this in spite of the fact that, if we J-.-.1
trace our ancestral lines far back in
geological time, we find that we our- o;
selves must have sprung from the V '
ocean. :-
There are certain nervous terrors -
which we inherit that may also, pos- r
sibly, be traced back to the times '.!'.,
when our aquatic forebears sought t m
refuge from arrowy enemies in the
tremulous shadows of sea-caverns.
Although ichthyologists say little ;-
about the subject, there are some very
suKKestive facts which seem to indi
cate that fishes were not provided
with hearing solely to enable them to

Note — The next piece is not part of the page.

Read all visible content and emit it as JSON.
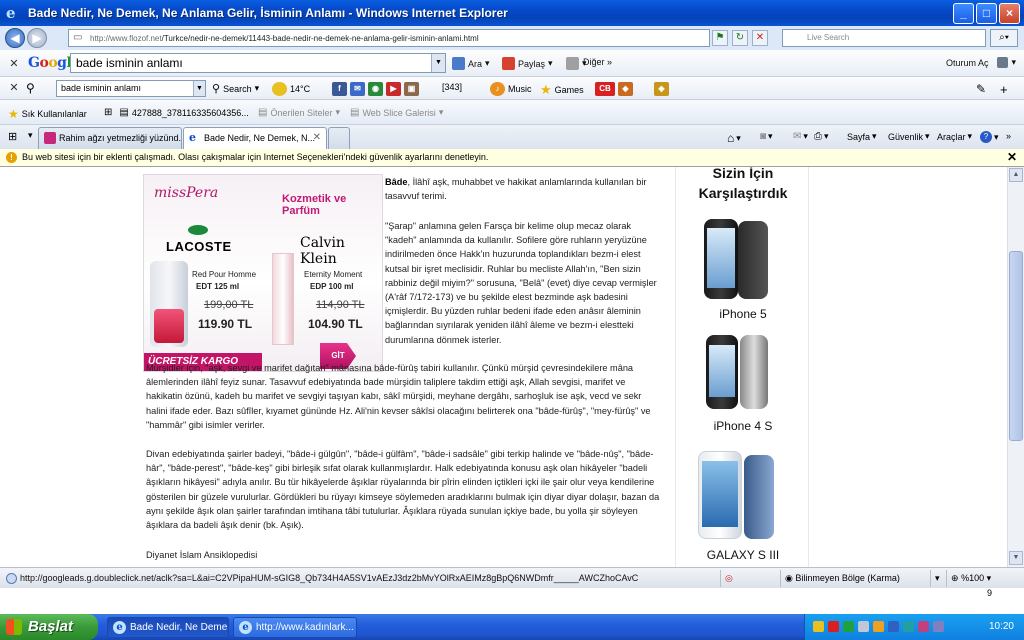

escaoe from their toes, sucn toes, tor ,
instance, as cunning piscators, like old , ,
Izaak Walton, stealing silently along

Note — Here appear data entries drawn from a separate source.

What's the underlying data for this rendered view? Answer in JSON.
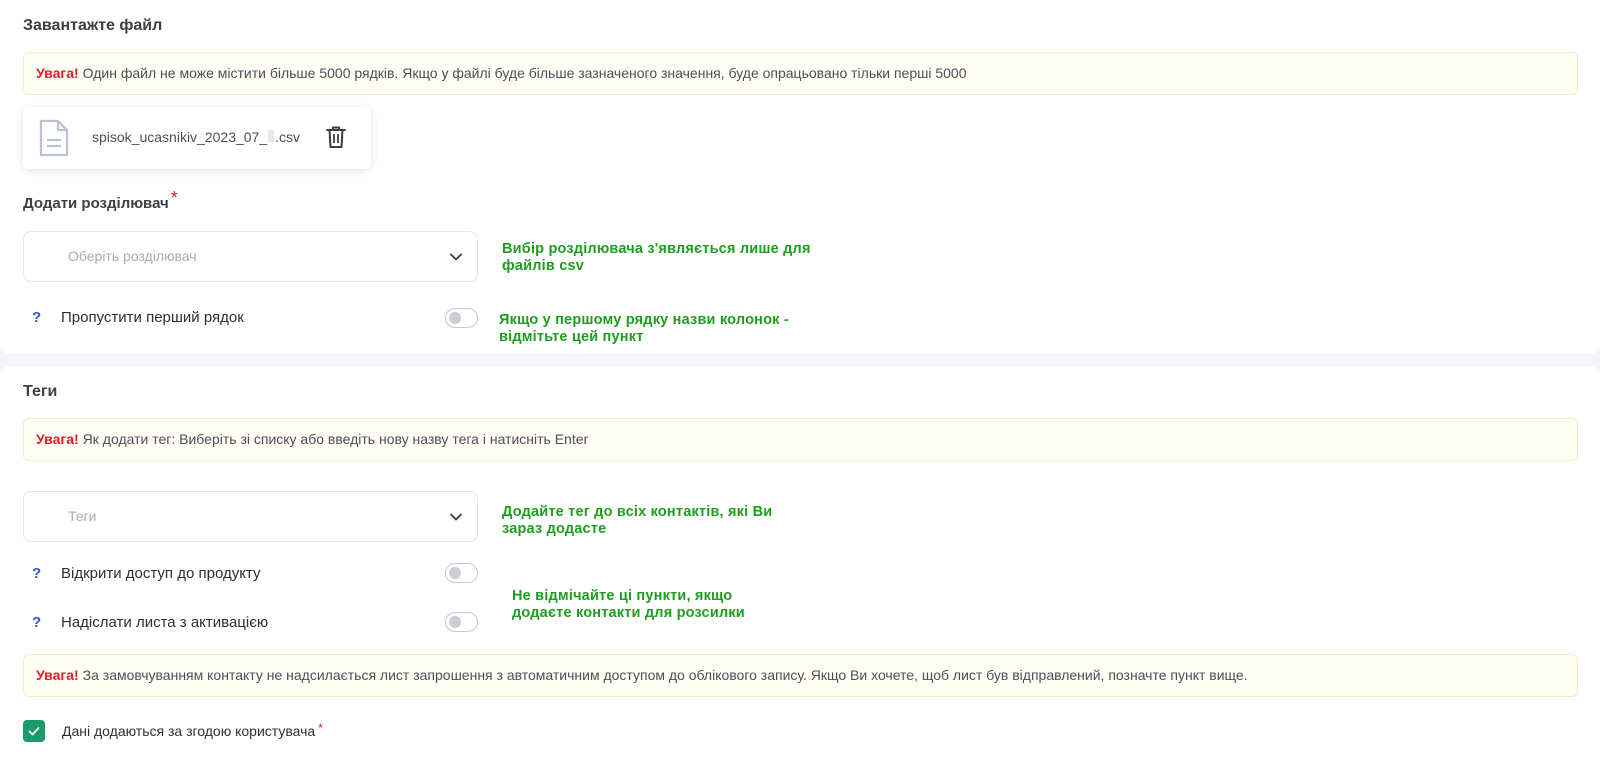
{
  "upload": {
    "title": "Завантажте файл",
    "notice_warn": "Увага!",
    "notice_text": "Один файл не може містити більше 5000 рядків. Якщо у файлі буде більше зазначеного значення, буде опрацьовано тільки перші 5000",
    "file_name": "spisok_ucasnikiv_2023_07_",
    "file_ext": ".csv",
    "file_icon": "document-icon",
    "delete_icon": "trash-icon"
  },
  "separator": {
    "label": "Додати розділювач",
    "required_mark": "*",
    "placeholder": "Оберіть розділювач",
    "hint_line1": "Вибір розділювача з'являється лише для",
    "hint_line2": "файлів csv"
  },
  "skip_first_row": {
    "help": "?",
    "label": "Пропустити перший рядок",
    "enabled": false,
    "hint_line1": "Якщо у першому рядку назви колонок -",
    "hint_line2": "відмітьте цей  пункт"
  },
  "tags": {
    "title": "Теги",
    "notice_warn": "Увага!",
    "notice_text": "Як додати тег: Виберіть зі списку або введіть нову назву тега і натисніть Enter",
    "placeholder": "Теги",
    "hint_line1": "Додайте тег до всіх контактів, які Ви",
    "hint_line2": "зараз додасте"
  },
  "open_access": {
    "help": "?",
    "label": "Відкрити доступ до продукту",
    "enabled": false
  },
  "send_activation": {
    "help": "?",
    "label": "Надіслати листа з активацією",
    "enabled": false
  },
  "access_hint": {
    "line1": "Не відмічайте ці пункти, якщо",
    "line2": "додаєте контакти для розсилки"
  },
  "invite_notice": {
    "warn": "Увага!",
    "text": "За замовчуванням контакту не надсилається лист запрошення з автоматичним доступом до облікового запису. Якщо Ви хочете, щоб лист був відправлений, позначте пункт вище."
  },
  "consent": {
    "label": "Дані додаються за згодою користувача",
    "required_mark": "*",
    "checked": true
  },
  "colors": {
    "warning_red": "#d6232b",
    "hint_green": "#1e9e1e",
    "checkbox_green": "#1d9a6c",
    "help_blue": "#3156d3"
  }
}
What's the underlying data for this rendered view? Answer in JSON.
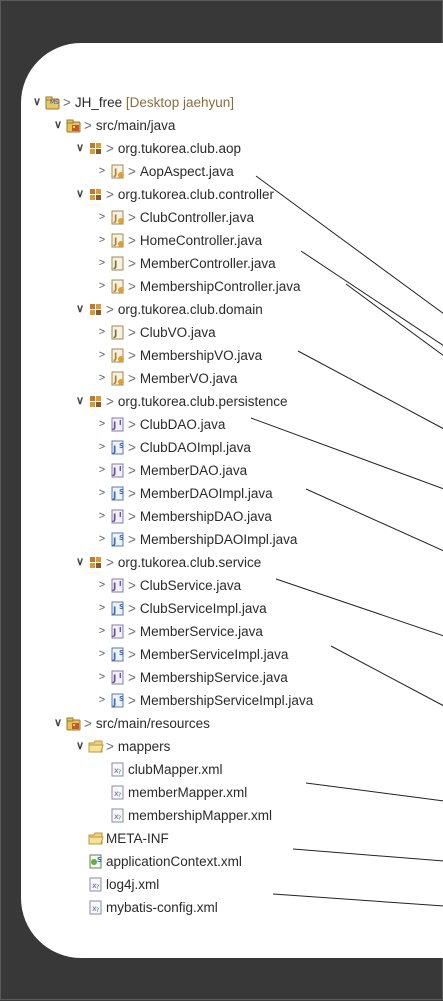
{
  "colors": {
    "background": "#383838",
    "panel": "#ffffff",
    "text": "#2a2a2a",
    "decoration": "#8a6d3b",
    "leader_line": "#222222"
  },
  "tree": [
    {
      "label": "JH_free",
      "decoration": "[Desktop jaehyun]",
      "expanded": true,
      "icon": "project-icon",
      "depth": 0
    },
    {
      "label": "src/main/java",
      "expanded": true,
      "icon": "source-folder-icon",
      "depth": 1
    },
    {
      "label": "org.tukorea.club.aop",
      "expanded": true,
      "icon": "package-icon",
      "depth": 2
    },
    {
      "label": "AopAspect.java",
      "expanded": false,
      "icon": "java-class-icon",
      "depth": 3
    },
    {
      "label": "org.tukorea.club.controller",
      "expanded": true,
      "icon": "package-icon",
      "depth": 2
    },
    {
      "label": "ClubController.java",
      "expanded": false,
      "icon": "java-class-icon",
      "depth": 3
    },
    {
      "label": "HomeController.java",
      "expanded": false,
      "icon": "java-class-icon",
      "depth": 3
    },
    {
      "label": "MemberController.java",
      "expanded": false,
      "icon": "java-file-icon",
      "depth": 3
    },
    {
      "label": "MembershipController.java",
      "expanded": false,
      "icon": "java-class-icon",
      "depth": 3
    },
    {
      "label": "org.tukorea.club.domain",
      "expanded": true,
      "icon": "package-icon",
      "depth": 2
    },
    {
      "label": "ClubVO.java",
      "expanded": false,
      "icon": "java-file-icon",
      "depth": 3
    },
    {
      "label": "MembershipVO.java",
      "expanded": false,
      "icon": "java-class-icon",
      "depth": 3
    },
    {
      "label": "MemberVO.java",
      "expanded": false,
      "icon": "java-class-icon",
      "depth": 3
    },
    {
      "label": "org.tukorea.club.persistence",
      "expanded": true,
      "icon": "package-icon",
      "depth": 2
    },
    {
      "label": "ClubDAO.java",
      "expanded": false,
      "icon": "java-interface-icon",
      "depth": 3
    },
    {
      "label": "ClubDAOImpl.java",
      "expanded": false,
      "icon": "spring-bean-icon",
      "depth": 3
    },
    {
      "label": "MemberDAO.java",
      "expanded": false,
      "icon": "java-interface-icon",
      "depth": 3
    },
    {
      "label": "MemberDAOImpl.java",
      "expanded": false,
      "icon": "spring-bean-icon",
      "depth": 3
    },
    {
      "label": "MembershipDAO.java",
      "expanded": false,
      "icon": "java-interface-icon",
      "depth": 3
    },
    {
      "label": "MembershipDAOImpl.java",
      "expanded": false,
      "icon": "spring-bean-icon",
      "depth": 3
    },
    {
      "label": "org.tukorea.club.service",
      "expanded": true,
      "icon": "package-icon",
      "depth": 2
    },
    {
      "label": "ClubService.java",
      "expanded": false,
      "icon": "java-interface-icon",
      "depth": 3
    },
    {
      "label": "ClubServiceImpl.java",
      "expanded": false,
      "icon": "spring-bean-icon",
      "depth": 3
    },
    {
      "label": "MemberService.java",
      "expanded": false,
      "icon": "java-interface-icon",
      "depth": 3
    },
    {
      "label": "MemberServiceImpl.java",
      "expanded": false,
      "icon": "spring-bean-icon",
      "depth": 3
    },
    {
      "label": "MembershipService.java",
      "expanded": false,
      "icon": "java-interface-icon",
      "depth": 3
    },
    {
      "label": "MembershipServiceImpl.java",
      "expanded": false,
      "icon": "spring-bean-icon",
      "depth": 3
    },
    {
      "label": "src/main/resources",
      "expanded": true,
      "icon": "source-folder-icon",
      "depth": 1
    },
    {
      "label": "mappers",
      "expanded": true,
      "icon": "folder-icon",
      "depth": 2
    },
    {
      "label": "clubMapper.xml",
      "icon": "xml-file-icon",
      "depth": 3,
      "leaf": true
    },
    {
      "label": "memberMapper.xml",
      "icon": "xml-file-icon",
      "depth": 3,
      "leaf": true
    },
    {
      "label": "membershipMapper.xml",
      "icon": "xml-file-icon",
      "depth": 3,
      "leaf": true
    },
    {
      "label": "META-INF",
      "icon": "folder-icon",
      "depth": 2,
      "leaf": true
    },
    {
      "label": "applicationContext.xml",
      "icon": "spring-config-icon",
      "depth": 2,
      "leaf": true
    },
    {
      "label": "log4j.xml",
      "icon": "xml-file-icon",
      "depth": 2,
      "leaf": true
    },
    {
      "label": "mybatis-config.xml",
      "icon": "xml-file-icon",
      "depth": 2,
      "leaf": true
    }
  ]
}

the banks of a trout stream and ,k,
drooDinsr aopetizing baits into the '
water, with only the sounds that a .
buzzing fly might make. I risk no .'

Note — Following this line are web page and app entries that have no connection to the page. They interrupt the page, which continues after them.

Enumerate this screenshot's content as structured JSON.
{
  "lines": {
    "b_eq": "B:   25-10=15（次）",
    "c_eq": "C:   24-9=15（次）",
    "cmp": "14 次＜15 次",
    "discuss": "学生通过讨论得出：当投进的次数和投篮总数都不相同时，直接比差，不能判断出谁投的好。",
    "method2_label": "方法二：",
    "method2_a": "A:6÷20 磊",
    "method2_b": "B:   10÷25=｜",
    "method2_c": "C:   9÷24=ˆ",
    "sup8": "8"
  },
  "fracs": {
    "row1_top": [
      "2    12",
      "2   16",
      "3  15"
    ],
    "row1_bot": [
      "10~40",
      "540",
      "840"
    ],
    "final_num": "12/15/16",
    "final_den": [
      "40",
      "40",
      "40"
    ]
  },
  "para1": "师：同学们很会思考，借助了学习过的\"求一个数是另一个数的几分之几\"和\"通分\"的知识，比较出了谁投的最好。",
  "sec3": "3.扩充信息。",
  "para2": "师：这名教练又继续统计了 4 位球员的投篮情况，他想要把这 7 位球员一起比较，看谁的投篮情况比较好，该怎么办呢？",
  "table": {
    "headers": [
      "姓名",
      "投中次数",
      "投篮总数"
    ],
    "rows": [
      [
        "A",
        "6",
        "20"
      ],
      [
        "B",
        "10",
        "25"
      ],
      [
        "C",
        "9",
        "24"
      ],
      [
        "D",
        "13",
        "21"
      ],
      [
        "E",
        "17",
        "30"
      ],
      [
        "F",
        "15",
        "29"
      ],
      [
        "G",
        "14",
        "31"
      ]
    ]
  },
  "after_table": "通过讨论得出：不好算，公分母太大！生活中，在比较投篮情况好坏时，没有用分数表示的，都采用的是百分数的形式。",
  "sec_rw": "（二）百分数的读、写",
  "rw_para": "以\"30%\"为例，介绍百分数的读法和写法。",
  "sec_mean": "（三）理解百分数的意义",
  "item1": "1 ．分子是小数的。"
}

scientific reputation in quoting an in- -
teresting story told by Dr. C. C. Ab- ,
bott as an indication that fishes may .k
even have a language. .
Dr. Abbott was floating in nis Doat
over a quiet spot in Poaetquissing :: r
creek, in New Jersey, where bottom
springs pour up cool fresh water in a
abundance, and this waswhat, he -
saw: ,
'"There, for' a Space of some five iA
yards square, there was nothing In-"
the water save fishes; but all about,
them was a dense wall of water-mill-
foil and other aquatic plants. The
fish were accustomed to the boat and
moved to and fro leisurely, from side ; ',o
to side on the weedless space, or -i:
were stationary. Suddenly a large
rnacn dashed into the midst of them, ,1.
and instantly every fish was still as--
a stone, ihe roach nesitatea for a ';
moment and was gone, and with it
vanished everv fish in that open
space. The others, somehow, learned
of danger from this roach, and, asit
proved, none too soon, for no sooner
had the many small fishes i disap
peared than a dozen large ' white
perch made their appearance and
roamed about the clear space above
the spring, evidently in surprise or
disappointment. As plainly as a man
might startle a crowd by a cry . of
fire' or 'murder,' that roach in
formed the fishes that were gathered
in the clear waters below me that
they .must seek safety by flight."
Now, in connection with this story
and Dr. Abbott's fame as a careful
observer needs no bush take the
following fact, established by scien
tific authority: In many fishes the
swim bladder has intimate relations
with the hearing organ. In the sim
plest condition these relations con
sist in the prolongation forward of
the swim bladder as a blindly ending
tube on either side, the blind end
coming into direct contact either
with the'wall of the octocist (hear
ing organ) itself, or with the fluid
surrounding it through a.gjp in the
rigid periotic capsule.
A wave of compression, causing a
slight inward movement of the swim
bladder wall will bring about a
greatly magnified movement of that
part of the wall which is in relation
with the interior of the auditory cap
sule. In this way the perception of
delicate sounds may be rendered
much more perfect.
So, after all, although they have
no external ears, fishes seem to nos-
scaa oti rtuuiiuiy ouuareimy exceed
ing wtu iiucu tu give mem informa
tion through sounds. The medium in
which they live is dense and elastic,
and conveys sound between four and
five times more rapidly than the air v
does. ( - .'''
Every fisherman knows! hovs' softly
he must tread when approaching the
lurking places of trout. Who knows '"
but that fishes, have some means of ;
making sounds, inaudible or un,io-
ticeable to us, which serve to con- "Ij.
vey information as comprehensible
in its way as the cries of birds, the
barking of dogs or the whinneying ,
of horses?
The roach that Dr. Abbott saw "m
did something during that dramatic
instant of motionlessness which viv
idly conveyed to his little friends a V"
warning which all understood simul
taneously; why should it not have ',',?
been a ''voice that he utteredl All sh
language is not spoken with tongues -
or spoiled with grammar, "
To Roast a Small Joint ; ;
In order to economize gas, roast a
small joint of meat over a gas ring
instead of lighting the oven to do it.
Well grease a saucepan or casserole.
put the meat into it (with plenty of w
extra uiiiipiuaia bu tnat mere snail
be no risk of burning), put it Over a
gas jet turned very low,, and let it
cook. Turn and baste the meat often,
and it gets beautifully brown and ten
der. . - .